PRESTONAn informal survey on traffic concerns in Preston
yielded almost the same results from two dozen residents. They wanted less
traffic, lower speed limits and more pedestrian walkways.
On Nov. 17, the King County Road Services Division held a public
meeting to gather the community's concerns about traffic in the area.
"We want to come up with a priority list tonight," said Betty
Gulledge, a community relations supervisor.
"It will ultimately be more money than the county can spend, but we'll
come up with something workable."
So far, the county has earmarked about $100,000 for traffic
improvements in Preston next year.
"The $100,000 sounds like a lot, but it doesn't go as far as it used
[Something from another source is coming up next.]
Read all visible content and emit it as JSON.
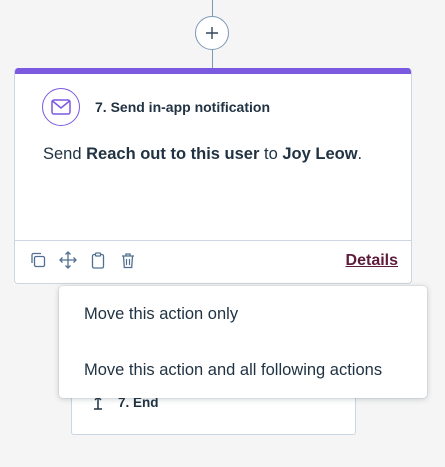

to," said Linda Dougherty, the assistant manager of the Road Services
Division. "But don't limit your priorities or needs to $100,000. We're using
this process to generate a larger view of your needs."
The money will most likely pay for smaller neighborhood
enhancement projects, with larger improvements coming from the county's capital
facilities section as funds become available.
By far, residents were most concerned about traffic in and around
the downtown core along Preston-Fall City Road. Preston resident and
avid walker Nancy Brooks said it is almost impossible for her to safely cross
the Preston-Fall City Road near the general store.
"I've stood out there for 10 minutes and just needed to step out
there because no one would stop," she said.
Adjacent locations such as the Interstate 90 ramps also received a
lot of votes for being most likely to be congested during rush hour.
The major concerns and possible solutions included:
Conducting a study that would suggest ways to reduce the amount
of truck traffic heading to I-90;
Constructing more pedestrian-friendly walkways and
crosswalks along Preston-Fall City Road;
Adding a turn lane for streets that feed onto Preston-Fall City Road;
Providing a safer pedestrian crossing from the bus to the Park
and Ride lot;
Introducing traffic-calming elements, such as lower speed limits
or speed bumps, in Preston's core area. Also, having police officers
enforce the speed limit; and
Studying I-90 ramps for solutions to ease traffic congestion.
Those who weren't able to attend the meeting can send their
concerns to Mary Coltrane, c/o King County Department of Transportation, 201
S. Jackson St., KCS-TR-0824, Seattle, WA 98104. Coltrane can also
be reached at (206) 263-3424, or by e-mail at email@example.com.